Prostate cancer can become a trigger for panic when we hear that 13 out of every 100 men in the United States will have it at some point in their lives. Although you cannot change your age or genetics, which certainly factor when calculating your risk of prostate cancer, you can take active, preventative measures to decrease your chances.
Many men suffer from Benign Prostatic Hyperplasia or enlarged prostate. It becomes more common as a man ages with approximately 50% of all men experiencing it by the age of 50 and 80% by the age of 80. And while the condition is not life-threatening and only in rare cases medically problematic, it can be very limiting. Those who suffer from BPH may have difficulty urinating or may experience urinary incontinence. They may limit activities because of the psychological impact that such problems have on one’s psyche. BPH can also cause frequent urination, especially at night and many patients report going to the bathroom up to a dozen times, which not only is terribly disruptive, but also causes fatigue and tiredness throughout the rest of the next day. Many patients visit their urologist in a panic believing that they may have prostate cancer and for the vast majority, this is not the case. It is worth remembering that early stages of prostate cancer do not present with urinary symptoms similar to BPH. However, this reassurance does not address the underlying cause of the enlargement and the resultant symptoms.
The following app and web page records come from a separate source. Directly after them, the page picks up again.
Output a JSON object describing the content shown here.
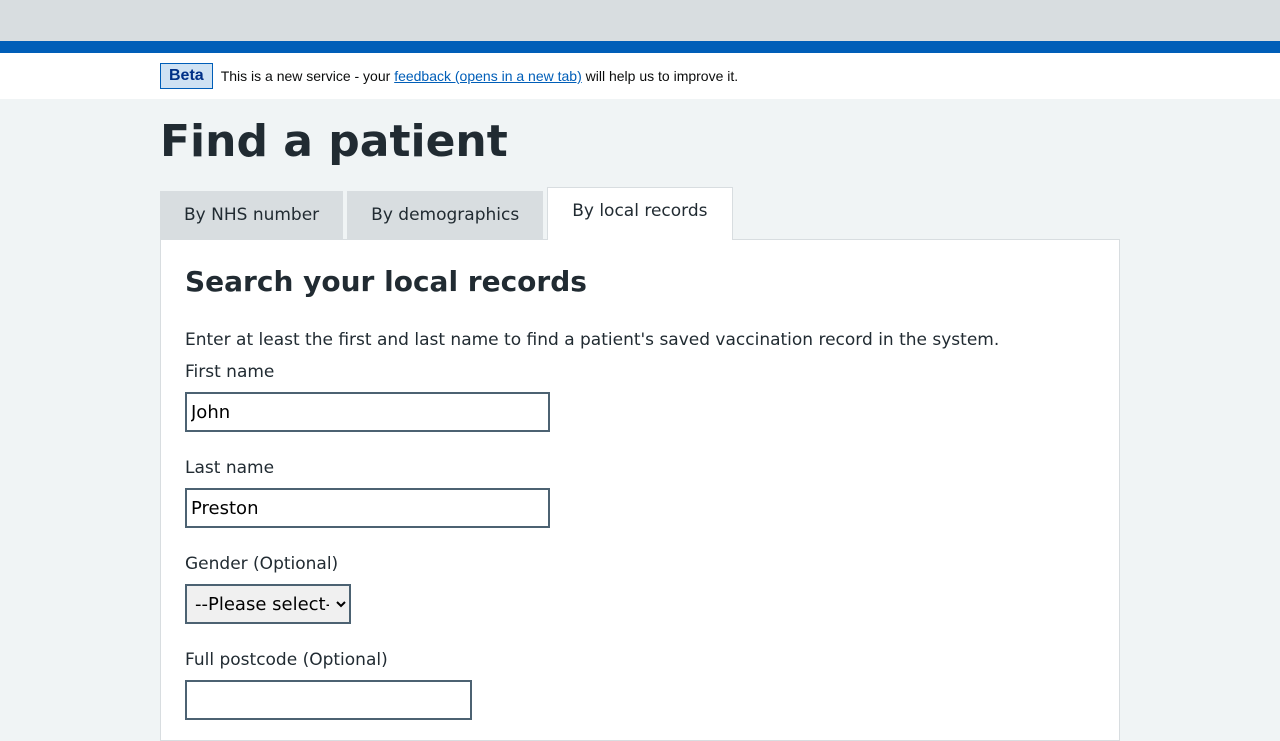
{
  "beta_banner": {
    "tag": "Beta",
    "text_before": "This is a new service - your ",
    "link_text": "feedback (opens in a new tab)",
    "text_after": " will help us to improve it."
  },
  "page_title": "Find a patient",
  "tabs": [
    {
      "label": "By NHS number",
      "active": false
    },
    {
      "label": "By demographics",
      "active": false
    },
    {
      "label": "By local records",
      "active": true
    }
  ],
  "panel": {
    "heading": "Search your local records",
    "hint": "Enter at least the first and last name to find a patient's saved vaccination record in the system."
  },
  "form": {
    "first_name": {
      "label": "First name",
      "value": "John"
    },
    "last_name": {
      "label": "Last name",
      "value": "Preston"
    },
    "gender": {
      "label": "Gender (Optional)",
      "selected": "--Please select--"
    },
    "postcode": {
      "label": "Full postcode (Optional)",
      "value": ""
    }
  },
  "colors": {
    "brand_blue": "#005eb8",
    "page_background": "#f0f4f5",
    "text": "#212b32"
  }
}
Many men come to our office with lower urinary tract symptoms or LUTS and very concerned about the prospect of prostate cancer. While there is always a chance of prostate cancer, the likelihood of other prostate conditions is far higher. In fact, prostate cancer is most often asymptomatic except in the very worst stages of the disease. So, right off the bat, it is important to understand the “symptoms of prostate cancer” are, more likely than not, related to the common, non-cancerous condition known as Benign Prostatic Hyperplasia or BPH.